(Saved data entries)

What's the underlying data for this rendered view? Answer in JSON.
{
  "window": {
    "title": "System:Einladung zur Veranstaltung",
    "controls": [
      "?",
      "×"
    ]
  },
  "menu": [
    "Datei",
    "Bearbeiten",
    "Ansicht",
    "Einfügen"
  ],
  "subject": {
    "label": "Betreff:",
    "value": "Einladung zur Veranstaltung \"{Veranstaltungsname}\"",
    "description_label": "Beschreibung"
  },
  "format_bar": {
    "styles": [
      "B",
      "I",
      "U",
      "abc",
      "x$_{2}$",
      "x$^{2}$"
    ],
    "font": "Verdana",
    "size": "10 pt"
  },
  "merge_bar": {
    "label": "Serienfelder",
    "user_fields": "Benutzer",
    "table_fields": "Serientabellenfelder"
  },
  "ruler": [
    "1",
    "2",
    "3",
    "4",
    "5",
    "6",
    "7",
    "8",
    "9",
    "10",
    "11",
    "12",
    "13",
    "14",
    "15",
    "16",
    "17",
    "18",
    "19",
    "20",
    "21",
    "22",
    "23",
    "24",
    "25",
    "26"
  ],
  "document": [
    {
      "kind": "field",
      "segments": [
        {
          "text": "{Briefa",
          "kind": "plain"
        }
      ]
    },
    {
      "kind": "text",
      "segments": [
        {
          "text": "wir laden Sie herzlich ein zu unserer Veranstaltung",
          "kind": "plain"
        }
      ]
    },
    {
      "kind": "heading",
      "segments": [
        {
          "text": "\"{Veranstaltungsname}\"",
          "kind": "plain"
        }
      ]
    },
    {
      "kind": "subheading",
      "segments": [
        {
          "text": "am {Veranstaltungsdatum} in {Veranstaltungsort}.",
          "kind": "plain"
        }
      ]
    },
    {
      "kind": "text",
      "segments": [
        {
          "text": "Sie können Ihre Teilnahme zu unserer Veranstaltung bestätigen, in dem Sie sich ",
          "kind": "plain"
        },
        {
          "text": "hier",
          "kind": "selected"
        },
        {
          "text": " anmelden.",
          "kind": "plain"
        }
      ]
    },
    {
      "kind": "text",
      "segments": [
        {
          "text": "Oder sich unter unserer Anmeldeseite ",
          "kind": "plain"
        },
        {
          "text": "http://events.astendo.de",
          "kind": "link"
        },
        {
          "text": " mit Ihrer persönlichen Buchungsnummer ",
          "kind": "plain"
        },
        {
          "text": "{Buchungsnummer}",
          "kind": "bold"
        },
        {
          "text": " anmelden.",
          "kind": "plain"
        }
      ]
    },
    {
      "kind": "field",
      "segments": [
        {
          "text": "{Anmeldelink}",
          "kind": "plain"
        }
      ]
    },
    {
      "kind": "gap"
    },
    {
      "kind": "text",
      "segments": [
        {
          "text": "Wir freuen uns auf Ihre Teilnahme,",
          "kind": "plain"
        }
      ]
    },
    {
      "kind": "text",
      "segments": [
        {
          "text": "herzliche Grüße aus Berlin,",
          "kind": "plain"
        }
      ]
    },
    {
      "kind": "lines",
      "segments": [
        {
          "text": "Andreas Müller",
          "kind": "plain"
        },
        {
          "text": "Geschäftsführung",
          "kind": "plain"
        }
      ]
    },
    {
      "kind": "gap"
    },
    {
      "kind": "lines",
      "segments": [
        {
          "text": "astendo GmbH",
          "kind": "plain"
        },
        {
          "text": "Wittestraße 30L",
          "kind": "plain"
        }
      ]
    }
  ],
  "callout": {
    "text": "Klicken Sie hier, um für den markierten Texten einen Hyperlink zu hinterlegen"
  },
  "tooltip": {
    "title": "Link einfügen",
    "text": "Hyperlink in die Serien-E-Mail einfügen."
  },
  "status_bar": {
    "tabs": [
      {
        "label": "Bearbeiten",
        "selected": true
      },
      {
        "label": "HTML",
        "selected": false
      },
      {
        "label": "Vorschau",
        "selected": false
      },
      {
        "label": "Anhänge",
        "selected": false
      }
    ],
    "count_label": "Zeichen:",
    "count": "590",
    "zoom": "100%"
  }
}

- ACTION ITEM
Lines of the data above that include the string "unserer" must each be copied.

- RESULT FOR THIS TASK
          "text": "wir laden Sie herzlich ein zu unserer Veranstaltung",
          "text": "Sie können Ihre Teilnahme zu unserer Veranstaltung bestätigen, in dem Sie sich ",
          "text": "Oder sich unter unserer Anmeldeseite ",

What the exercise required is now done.